▶ [WHAT THE EXERCISE ASKS] The entries shown next need to be written again word for word.

▶ [THE DATA]
******************************
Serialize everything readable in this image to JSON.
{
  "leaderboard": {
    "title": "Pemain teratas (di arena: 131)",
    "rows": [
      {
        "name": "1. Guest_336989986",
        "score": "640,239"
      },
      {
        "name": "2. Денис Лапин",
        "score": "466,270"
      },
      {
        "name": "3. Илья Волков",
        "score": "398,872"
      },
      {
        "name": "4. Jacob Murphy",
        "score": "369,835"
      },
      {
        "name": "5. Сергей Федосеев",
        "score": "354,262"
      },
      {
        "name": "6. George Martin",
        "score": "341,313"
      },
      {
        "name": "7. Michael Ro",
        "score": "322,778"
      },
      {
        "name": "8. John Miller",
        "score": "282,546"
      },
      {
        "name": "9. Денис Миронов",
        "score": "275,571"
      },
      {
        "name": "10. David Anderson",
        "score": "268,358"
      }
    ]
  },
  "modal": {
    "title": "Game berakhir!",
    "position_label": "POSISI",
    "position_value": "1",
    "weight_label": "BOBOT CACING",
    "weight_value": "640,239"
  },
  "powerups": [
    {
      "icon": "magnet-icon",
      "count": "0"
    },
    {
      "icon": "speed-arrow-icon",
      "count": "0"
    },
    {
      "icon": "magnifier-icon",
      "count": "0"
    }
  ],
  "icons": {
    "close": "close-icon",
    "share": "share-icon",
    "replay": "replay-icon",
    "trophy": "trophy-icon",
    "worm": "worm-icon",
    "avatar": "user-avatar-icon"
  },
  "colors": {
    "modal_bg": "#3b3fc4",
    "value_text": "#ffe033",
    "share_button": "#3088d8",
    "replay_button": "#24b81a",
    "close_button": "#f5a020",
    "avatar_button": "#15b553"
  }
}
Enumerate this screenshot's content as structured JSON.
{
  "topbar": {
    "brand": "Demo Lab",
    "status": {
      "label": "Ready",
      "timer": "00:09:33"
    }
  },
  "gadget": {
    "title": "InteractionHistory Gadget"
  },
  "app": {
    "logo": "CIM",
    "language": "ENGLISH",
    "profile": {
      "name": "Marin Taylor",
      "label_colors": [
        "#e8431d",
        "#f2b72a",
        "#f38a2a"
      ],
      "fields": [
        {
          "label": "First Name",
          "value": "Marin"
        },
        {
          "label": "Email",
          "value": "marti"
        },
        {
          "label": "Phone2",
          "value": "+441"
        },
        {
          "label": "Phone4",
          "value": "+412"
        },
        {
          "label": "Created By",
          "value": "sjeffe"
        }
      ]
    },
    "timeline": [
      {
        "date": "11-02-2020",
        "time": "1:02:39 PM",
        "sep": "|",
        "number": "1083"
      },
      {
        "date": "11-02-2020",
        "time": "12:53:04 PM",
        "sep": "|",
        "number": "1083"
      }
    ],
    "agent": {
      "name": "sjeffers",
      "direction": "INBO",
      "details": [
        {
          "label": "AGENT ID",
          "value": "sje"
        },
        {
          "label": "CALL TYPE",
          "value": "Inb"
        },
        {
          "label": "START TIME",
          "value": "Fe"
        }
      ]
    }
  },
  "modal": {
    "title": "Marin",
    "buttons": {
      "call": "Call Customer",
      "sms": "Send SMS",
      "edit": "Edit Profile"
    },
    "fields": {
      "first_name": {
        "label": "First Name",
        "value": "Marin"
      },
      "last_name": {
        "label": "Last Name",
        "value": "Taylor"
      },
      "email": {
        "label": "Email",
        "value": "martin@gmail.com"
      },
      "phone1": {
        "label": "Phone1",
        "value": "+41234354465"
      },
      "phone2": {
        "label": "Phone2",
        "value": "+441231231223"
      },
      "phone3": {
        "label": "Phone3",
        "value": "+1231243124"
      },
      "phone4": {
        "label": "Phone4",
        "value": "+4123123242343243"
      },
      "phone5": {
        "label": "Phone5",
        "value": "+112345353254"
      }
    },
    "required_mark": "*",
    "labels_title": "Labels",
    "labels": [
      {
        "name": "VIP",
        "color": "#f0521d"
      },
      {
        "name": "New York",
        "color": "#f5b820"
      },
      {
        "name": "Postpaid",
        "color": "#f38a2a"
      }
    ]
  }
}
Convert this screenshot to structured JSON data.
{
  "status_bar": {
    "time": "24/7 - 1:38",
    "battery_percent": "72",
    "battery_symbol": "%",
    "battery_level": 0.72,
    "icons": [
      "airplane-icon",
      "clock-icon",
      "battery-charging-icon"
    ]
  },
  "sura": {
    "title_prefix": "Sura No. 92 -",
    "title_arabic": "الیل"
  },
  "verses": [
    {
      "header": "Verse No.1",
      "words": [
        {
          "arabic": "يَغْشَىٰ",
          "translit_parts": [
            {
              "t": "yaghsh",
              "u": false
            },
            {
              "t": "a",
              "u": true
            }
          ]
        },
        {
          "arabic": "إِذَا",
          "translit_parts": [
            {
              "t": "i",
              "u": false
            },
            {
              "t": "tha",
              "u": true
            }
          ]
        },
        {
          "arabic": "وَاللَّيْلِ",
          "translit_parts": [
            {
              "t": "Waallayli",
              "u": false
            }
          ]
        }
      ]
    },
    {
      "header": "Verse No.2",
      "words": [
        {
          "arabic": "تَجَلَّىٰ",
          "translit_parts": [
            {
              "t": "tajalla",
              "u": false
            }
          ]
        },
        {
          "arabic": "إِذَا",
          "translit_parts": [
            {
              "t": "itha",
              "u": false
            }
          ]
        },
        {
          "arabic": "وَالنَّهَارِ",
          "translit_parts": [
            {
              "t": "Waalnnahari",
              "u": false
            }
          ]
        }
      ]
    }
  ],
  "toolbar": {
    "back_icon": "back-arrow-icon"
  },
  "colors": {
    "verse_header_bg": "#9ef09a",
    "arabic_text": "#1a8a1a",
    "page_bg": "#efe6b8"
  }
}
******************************
▶ [SOLUTION TO THE PROBLEM]
Serialize everything readable in this image to JSON.
{
  "leaderboard": {
    "title": "Pemain teratas (di arena: 131)",
    "rows": [
      {
        "name": "1. Guest_336989986",
        "score": "640,239"
      },
      {
        "name": "2. Денис Лапин",
        "score": "466,270"
      },
      {
        "name": "3. Илья Волков",
        "score": "398,872"
      },
      {
        "name": "4. Jacob Murphy",
        "score": "369,835"
      },
      {
        "name": "5. Сергей Федосеев",
        "score": "354,262"
      },
      {
        "name": "6. George Martin",
        "score": "341,313"
      },
      {
        "name": "7. Michael Ro",
        "score": "322,778"
      },
      {
        "name": "8. John Miller",
        "score": "282,546"
      },
      {
        "name": "9. Денис Миронов",
        "score": "275,571"
      },
      {
        "name": "10. David Anderson",
        "score": "268,358"
      }
    ]
  },
  "modal": {
    "title": "Game berakhir!",
    "position_label": "POSISI",
    "position_value": "1",
    "weight_label": "BOBOT CACING",
    "weight_value": "640,239"
  },
  "powerups": [
    {
      "icon": "magnet-icon",
      "count": "0"
    },
    {
      "icon": "speed-arrow-icon",
      "count": "0"
    },
    {
      "icon": "magnifier-icon",
      "count": "0"
    }
  ],
  "icons": {
    "close": "close-icon",
    "share": "share-icon",
    "replay": "replay-icon",
    "trophy": "trophy-icon",
    "worm": "worm-icon",
    "avatar": "user-avatar-icon"
  },
  "colors": {
    "modal_bg": "#3b3fc4",
    "value_text": "#ffe033",
    "share_button": "#3088d8",
    "replay_button": "#24b81a",
    "close_button": "#f5a020",
    "avatar_button": "#15b553"
  }
}
Enumerate this screenshot's content as structured JSON.
{
  "topbar": {
    "brand": "Demo Lab",
    "status": {
      "label": "Ready",
      "timer": "00:09:33"
    }
  },
  "gadget": {
    "title": "InteractionHistory Gadget"
  },
  "app": {
    "logo": "CIM",
    "language": "ENGLISH",
    "profile": {
      "name": "Marin Taylor",
      "label_colors": [
        "#e8431d",
        "#f2b72a",
        "#f38a2a"
      ],
      "fields": [
        {
          "label": "First Name",
          "value": "Marin"
        },
        {
          "label": "Email",
          "value": "marti"
        },
        {
          "label": "Phone2",
          "value": "+441"
        },
        {
          "label": "Phone4",
          "value": "+412"
        },
        {
          "label": "Created By",
          "value": "sjeffe"
        }
      ]
    },
    "timeline": [
      {
        "date": "11-02-2020",
        "time": "1:02:39 PM",
        "sep": "|",
        "number": "1083"
      },
      {
        "date": "11-02-2020",
        "time": "12:53:04 PM",
        "sep": "|",
        "number": "1083"
      }
    ],
    "agent": {
      "name": "sjeffers",
      "direction": "INBO",
      "details": [
        {
          "label": "AGENT ID",
          "value": "sje"
        },
        {
          "label": "CALL TYPE",
          "value": "Inb"
        },
        {
          "label": "START TIME",
          "value": "Fe"
        }
      ]
    }
  },
  "modal": {
    "title": "Marin",
    "buttons": {
      "call": "Call Customer",
      "sms": "Send SMS",
      "edit": "Edit Profile"
    },
    "fields": {
      "first_name": {
        "label": "First Name",
        "value": "Marin"
      },
      "last_name": {
        "label": "Last Name",
        "value": "Taylor"
      },
      "email": {
        "label": "Email",
        "value": "martin@gmail.com"
      },
      "phone1": {
        "label": "Phone1",
        "value": "+41234354465"
      },
      "phone2": {
        "label": "Phone2",
        "value": "+441231231223"
      },
      "phone3": {
        "label": "Phone3",
        "value": "+1231243124"
      },
      "phone4": {
        "label": "Phone4",
        "value": "+4123123242343243"
      },
      "phone5": {
        "label": "Phone5",
        "value": "+112345353254"
      }
    },
    "required_mark": "*",
    "labels_title": "Labels",
    "labels": [
      {
        "name": "VIP",
        "color": "#f0521d"
      },
      {
        "name": "New York",
        "color": "#f5b820"
      },
      {
        "name": "Postpaid",
        "color": "#f38a2a"
      }
    ]
  }
}
Convert this screenshot to structured JSON data.
{
  "status_bar": {
    "time": "24/7 - 1:38",
    "battery_percent": "72",
    "battery_symbol": "%",
    "battery_level": 0.72,
    "icons": [
      "airplane-icon",
      "clock-icon",
      "battery-charging-icon"
    ]
  },
  "sura": {
    "title_prefix": "Sura No. 92 -",
    "title_arabic": "الیل"
  },
  "verses": [
    {
      "header": "Verse No.1",
      "words": [
        {
          "arabic": "يَغْشَىٰ",
          "translit_parts": [
            {
              "t": "yaghsh",
              "u": false
            },
            {
              "t": "a",
              "u": true
            }
          ]
        },
        {
          "arabic": "إِذَا",
          "translit_parts": [
            {
              "t": "i",
              "u": false
            },
            {
              "t": "tha",
              "u": true
            }
          ]
        },
        {
          "arabic": "وَاللَّيْلِ",
          "translit_parts": [
            {
              "t": "Waallayli",
              "u": false
            }
          ]
        }
      ]
    },
    {
      "header": "Verse No.2",
      "words": [
        {
          "arabic": "تَجَلَّىٰ",
          "translit_parts": [
            {
              "t": "tajalla",
              "u": false
            }
          ]
        },
        {
          "arabic": "إِذَا",
          "translit_parts": [
            {
              "t": "itha",
              "u": false
            }
          ]
        },
        {
          "arabic": "وَالنَّهَارِ",
          "translit_parts": [
            {
              "t": "Waalnnahari",
              "u": false
            }
          ]
        }
      ]
    }
  ],
  "toolbar": {
    "back_icon": "back-arrow-icon"
  },
  "colors": {
    "verse_header_bg": "#9ef09a",
    "arabic_text": "#1a8a1a",
    "page_bg": "#efe6b8"
  }
}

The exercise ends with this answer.